Human Trafficking or the modern slavery is still big problem in Southern Africa. Despite the efforts of SADC and its state member, associated to the Civil Society Organizations movement to combat the problem, many children and youth are trafficked and deprived for their dignity and rights as human beings.
This youth advocacy blog written by 23 year-old Francis Ocitti, in Uganda, tells of his experience growing up in an abusive home and the direct impact domestic violence had on his education and wellbeing. CALL TO ACTION- Everyone needs to work together to end violence against women and children.
Adolescent sexual and reproductive health concerns are rarely prioritised in established settlements. But what happens in displaced environments where the priorities are very basic − safety, a roof over one’s head; and daily meals?
Young people often use drugs as an escape from depression, dissatisfaction or as a way of escaping reality when they are unhappy.
Maxwell Simbuwa from Zambia wrote this blog after attending the RIATT-ESA sponsored Children and Youth conference at the 2017 Psychosocial Forum.
I recommend that government and NGOs should come together to address the challenges that keep girls out of school in Malawi. In addition to poverty and culture, a big problem is poorly-equipped schools. Government should construct schools in every community to reduce problems of travelling long distances for girls. More hostels should be constructed to avoid issues of overcrowding in boarding schools.
Early marriage has become a problem in the Dodoma region of Tanzania as in other parts of Africa. Early marriage can be a result of poverty, illiteracy, parental influence and cultural practices.
“Anna” from Tanzania wrote this blog wrote this blog after attending the RIATT-ESA sponsored Children and Youth Conference at the 2017 Psychosocial Forum.
My favorite hobby is writing books about the problems that worry me most in Angola and the whole world. I select a theme from these issues and create characters to convey specific messages to the readers. In writing each book, I focus on creating an emotional connection and moving my readers to action.

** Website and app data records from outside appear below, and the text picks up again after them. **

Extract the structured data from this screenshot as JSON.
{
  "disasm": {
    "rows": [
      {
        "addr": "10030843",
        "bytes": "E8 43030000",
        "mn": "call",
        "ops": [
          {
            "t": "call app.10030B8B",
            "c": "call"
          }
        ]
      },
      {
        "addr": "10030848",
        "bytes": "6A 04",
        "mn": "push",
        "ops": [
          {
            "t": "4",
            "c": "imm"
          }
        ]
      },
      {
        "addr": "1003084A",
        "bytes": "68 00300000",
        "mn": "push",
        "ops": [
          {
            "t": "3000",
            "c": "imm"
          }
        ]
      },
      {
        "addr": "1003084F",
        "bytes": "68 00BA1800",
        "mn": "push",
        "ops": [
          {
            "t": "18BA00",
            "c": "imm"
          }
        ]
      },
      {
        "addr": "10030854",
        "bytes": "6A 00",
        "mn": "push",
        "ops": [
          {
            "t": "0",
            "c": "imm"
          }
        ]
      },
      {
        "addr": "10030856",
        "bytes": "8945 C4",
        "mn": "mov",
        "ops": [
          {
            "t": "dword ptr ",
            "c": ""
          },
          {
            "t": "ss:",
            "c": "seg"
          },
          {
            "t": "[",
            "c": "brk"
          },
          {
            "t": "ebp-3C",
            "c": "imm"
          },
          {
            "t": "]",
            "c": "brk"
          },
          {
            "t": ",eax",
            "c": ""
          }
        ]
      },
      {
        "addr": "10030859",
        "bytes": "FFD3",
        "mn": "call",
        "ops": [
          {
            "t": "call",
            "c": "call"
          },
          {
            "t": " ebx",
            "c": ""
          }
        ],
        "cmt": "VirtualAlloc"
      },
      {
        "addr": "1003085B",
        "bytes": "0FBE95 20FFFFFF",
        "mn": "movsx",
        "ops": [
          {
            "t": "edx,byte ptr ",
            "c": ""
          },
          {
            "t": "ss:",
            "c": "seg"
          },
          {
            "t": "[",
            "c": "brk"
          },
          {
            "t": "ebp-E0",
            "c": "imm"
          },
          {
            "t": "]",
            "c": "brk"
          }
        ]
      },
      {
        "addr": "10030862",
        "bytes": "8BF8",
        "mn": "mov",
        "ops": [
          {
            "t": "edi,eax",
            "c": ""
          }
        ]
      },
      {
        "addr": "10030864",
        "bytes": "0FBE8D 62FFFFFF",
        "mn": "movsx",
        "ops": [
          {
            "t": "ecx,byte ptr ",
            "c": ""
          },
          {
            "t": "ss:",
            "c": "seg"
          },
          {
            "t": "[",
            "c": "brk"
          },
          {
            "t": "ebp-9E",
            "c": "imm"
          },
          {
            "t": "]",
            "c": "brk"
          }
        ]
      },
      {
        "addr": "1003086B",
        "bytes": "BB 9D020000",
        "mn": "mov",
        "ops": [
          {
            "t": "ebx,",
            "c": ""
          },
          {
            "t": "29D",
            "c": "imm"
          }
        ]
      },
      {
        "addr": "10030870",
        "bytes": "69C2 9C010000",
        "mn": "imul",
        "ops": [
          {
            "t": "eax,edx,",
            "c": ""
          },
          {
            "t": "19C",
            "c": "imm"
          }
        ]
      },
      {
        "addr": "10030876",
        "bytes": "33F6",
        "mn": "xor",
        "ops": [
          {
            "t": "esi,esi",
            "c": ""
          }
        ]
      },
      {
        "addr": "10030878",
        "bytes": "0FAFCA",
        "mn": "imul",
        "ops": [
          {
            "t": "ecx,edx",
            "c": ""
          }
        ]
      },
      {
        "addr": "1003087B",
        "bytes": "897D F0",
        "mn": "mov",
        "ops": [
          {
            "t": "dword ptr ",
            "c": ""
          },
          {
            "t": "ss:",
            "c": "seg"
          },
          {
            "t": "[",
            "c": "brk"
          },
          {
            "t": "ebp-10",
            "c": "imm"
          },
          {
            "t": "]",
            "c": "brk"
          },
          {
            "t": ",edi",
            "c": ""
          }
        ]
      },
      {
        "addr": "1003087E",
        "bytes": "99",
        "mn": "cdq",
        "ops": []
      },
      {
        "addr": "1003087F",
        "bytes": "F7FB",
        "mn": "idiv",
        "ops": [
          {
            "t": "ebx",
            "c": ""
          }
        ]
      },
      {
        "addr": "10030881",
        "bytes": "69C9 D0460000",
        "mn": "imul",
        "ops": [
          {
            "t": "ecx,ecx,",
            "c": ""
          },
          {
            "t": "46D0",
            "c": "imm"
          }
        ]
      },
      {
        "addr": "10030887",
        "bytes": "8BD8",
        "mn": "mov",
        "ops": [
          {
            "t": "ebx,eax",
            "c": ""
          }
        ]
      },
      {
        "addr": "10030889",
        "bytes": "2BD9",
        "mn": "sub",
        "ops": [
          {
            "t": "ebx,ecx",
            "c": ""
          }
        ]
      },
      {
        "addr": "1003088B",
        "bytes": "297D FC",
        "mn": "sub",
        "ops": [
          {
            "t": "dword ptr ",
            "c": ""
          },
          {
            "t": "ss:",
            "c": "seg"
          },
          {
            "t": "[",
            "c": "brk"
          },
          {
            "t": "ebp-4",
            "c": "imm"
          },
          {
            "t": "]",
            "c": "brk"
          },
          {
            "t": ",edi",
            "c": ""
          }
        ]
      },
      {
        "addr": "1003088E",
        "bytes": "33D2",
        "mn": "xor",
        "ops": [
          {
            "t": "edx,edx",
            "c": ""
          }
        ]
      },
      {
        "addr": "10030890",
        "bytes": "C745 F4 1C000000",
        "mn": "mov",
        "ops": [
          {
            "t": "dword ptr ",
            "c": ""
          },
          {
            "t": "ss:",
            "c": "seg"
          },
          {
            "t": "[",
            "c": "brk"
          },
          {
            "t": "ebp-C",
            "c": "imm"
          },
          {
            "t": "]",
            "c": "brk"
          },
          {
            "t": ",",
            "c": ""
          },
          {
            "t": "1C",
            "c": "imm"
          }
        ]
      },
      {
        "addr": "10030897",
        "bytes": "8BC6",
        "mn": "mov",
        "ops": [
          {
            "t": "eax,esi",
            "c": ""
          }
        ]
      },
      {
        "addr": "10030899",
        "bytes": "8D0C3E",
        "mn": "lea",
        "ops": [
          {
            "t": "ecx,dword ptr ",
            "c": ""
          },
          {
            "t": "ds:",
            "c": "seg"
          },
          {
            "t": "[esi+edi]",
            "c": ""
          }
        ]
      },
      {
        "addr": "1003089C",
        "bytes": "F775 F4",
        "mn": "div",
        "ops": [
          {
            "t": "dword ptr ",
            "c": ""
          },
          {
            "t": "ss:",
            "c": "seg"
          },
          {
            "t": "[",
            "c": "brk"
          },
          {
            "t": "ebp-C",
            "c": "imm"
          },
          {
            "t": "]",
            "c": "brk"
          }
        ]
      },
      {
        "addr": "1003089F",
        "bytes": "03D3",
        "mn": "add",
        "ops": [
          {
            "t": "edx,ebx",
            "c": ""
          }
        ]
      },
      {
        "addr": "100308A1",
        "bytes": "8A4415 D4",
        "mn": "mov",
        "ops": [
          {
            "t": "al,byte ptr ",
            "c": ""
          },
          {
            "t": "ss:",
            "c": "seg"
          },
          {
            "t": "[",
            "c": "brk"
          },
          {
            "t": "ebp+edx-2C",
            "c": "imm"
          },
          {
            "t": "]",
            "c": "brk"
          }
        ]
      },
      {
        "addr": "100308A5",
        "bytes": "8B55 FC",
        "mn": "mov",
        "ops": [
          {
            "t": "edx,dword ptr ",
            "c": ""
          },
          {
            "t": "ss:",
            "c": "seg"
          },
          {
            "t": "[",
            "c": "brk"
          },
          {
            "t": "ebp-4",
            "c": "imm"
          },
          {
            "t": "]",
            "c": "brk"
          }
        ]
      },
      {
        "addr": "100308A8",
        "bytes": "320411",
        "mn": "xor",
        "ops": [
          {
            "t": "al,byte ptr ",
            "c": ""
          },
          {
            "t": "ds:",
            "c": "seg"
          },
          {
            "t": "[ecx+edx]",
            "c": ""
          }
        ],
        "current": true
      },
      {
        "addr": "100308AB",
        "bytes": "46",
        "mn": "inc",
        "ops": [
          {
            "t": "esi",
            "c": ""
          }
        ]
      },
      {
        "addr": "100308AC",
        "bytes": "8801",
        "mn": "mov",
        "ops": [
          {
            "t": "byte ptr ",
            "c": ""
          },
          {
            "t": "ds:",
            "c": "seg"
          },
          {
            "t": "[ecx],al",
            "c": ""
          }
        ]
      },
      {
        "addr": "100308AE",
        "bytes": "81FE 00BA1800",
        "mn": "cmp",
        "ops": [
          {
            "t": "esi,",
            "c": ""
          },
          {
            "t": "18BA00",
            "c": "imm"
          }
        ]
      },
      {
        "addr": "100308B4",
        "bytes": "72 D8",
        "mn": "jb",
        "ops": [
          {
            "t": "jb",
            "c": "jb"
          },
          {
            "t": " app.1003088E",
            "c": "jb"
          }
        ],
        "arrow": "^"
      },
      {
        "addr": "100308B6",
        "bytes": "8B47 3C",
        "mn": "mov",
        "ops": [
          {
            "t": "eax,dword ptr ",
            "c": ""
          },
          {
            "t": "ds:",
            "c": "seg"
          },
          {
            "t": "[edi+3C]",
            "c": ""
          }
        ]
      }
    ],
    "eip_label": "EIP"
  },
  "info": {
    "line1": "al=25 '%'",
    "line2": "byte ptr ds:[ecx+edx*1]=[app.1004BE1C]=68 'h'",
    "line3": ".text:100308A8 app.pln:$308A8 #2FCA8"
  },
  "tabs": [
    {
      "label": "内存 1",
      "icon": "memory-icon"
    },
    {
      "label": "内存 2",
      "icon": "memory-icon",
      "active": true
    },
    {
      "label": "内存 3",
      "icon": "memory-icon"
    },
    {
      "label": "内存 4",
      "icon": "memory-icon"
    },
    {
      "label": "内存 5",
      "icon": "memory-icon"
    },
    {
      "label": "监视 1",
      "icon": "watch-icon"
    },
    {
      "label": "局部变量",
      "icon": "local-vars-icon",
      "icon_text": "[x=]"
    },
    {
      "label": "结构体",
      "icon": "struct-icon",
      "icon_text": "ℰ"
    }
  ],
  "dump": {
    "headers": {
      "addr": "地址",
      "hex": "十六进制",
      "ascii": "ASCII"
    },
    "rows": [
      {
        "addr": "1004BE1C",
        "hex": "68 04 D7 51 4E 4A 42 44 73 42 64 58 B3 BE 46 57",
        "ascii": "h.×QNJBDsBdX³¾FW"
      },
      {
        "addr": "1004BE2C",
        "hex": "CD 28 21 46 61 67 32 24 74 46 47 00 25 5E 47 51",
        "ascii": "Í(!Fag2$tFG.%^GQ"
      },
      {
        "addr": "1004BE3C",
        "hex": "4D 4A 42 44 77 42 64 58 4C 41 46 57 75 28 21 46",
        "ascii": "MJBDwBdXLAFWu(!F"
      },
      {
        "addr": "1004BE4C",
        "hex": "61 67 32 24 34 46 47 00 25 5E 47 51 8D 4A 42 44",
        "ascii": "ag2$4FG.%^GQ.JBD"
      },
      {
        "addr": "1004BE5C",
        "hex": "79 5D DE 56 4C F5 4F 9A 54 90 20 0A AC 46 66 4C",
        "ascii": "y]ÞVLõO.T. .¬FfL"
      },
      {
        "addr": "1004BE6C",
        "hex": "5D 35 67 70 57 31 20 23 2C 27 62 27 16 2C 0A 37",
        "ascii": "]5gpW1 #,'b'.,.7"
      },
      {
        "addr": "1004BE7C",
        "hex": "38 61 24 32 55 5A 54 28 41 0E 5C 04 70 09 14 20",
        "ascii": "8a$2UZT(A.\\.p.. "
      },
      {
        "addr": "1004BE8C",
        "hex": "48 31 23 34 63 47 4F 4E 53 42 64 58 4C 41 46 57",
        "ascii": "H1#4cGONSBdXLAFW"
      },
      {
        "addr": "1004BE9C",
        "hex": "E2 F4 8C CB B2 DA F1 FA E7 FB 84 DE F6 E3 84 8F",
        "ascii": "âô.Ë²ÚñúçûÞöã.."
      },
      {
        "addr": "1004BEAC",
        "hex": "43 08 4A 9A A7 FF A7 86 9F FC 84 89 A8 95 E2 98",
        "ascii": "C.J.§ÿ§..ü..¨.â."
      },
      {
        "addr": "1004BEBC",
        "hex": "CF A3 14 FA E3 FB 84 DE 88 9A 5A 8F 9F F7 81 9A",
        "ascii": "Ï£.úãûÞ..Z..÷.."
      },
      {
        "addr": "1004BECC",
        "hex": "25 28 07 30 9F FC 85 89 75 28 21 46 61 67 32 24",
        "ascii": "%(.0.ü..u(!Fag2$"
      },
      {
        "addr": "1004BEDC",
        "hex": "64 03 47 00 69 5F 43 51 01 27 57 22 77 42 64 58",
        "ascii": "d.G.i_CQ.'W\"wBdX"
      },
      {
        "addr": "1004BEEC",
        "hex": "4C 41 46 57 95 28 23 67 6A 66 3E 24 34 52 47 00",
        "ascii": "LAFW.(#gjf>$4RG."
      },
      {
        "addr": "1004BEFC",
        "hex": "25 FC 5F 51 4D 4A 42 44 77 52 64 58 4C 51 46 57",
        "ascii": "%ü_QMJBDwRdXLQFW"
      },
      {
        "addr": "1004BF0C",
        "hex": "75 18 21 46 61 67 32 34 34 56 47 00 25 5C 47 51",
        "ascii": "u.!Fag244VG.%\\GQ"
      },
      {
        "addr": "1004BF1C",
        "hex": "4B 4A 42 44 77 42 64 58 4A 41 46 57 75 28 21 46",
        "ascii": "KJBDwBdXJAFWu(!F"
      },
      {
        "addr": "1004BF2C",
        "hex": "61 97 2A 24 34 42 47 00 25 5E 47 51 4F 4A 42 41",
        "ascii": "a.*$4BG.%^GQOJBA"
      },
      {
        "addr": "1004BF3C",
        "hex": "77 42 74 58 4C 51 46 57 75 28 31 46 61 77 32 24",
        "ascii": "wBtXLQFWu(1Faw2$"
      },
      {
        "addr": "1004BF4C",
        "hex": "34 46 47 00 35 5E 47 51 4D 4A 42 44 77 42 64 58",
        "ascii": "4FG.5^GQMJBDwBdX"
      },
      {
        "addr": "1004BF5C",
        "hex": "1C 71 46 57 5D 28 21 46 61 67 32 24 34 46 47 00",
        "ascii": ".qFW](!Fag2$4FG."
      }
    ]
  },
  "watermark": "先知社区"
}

My name is Xolane or the Black Spade as my friends call me. I am from Swaziland. I was born with HIV and have been on treatment for 11 years now.Growing-up with HIV has made me a strong and brave young man. Accepting my status was the first and biggest step I took on this journey.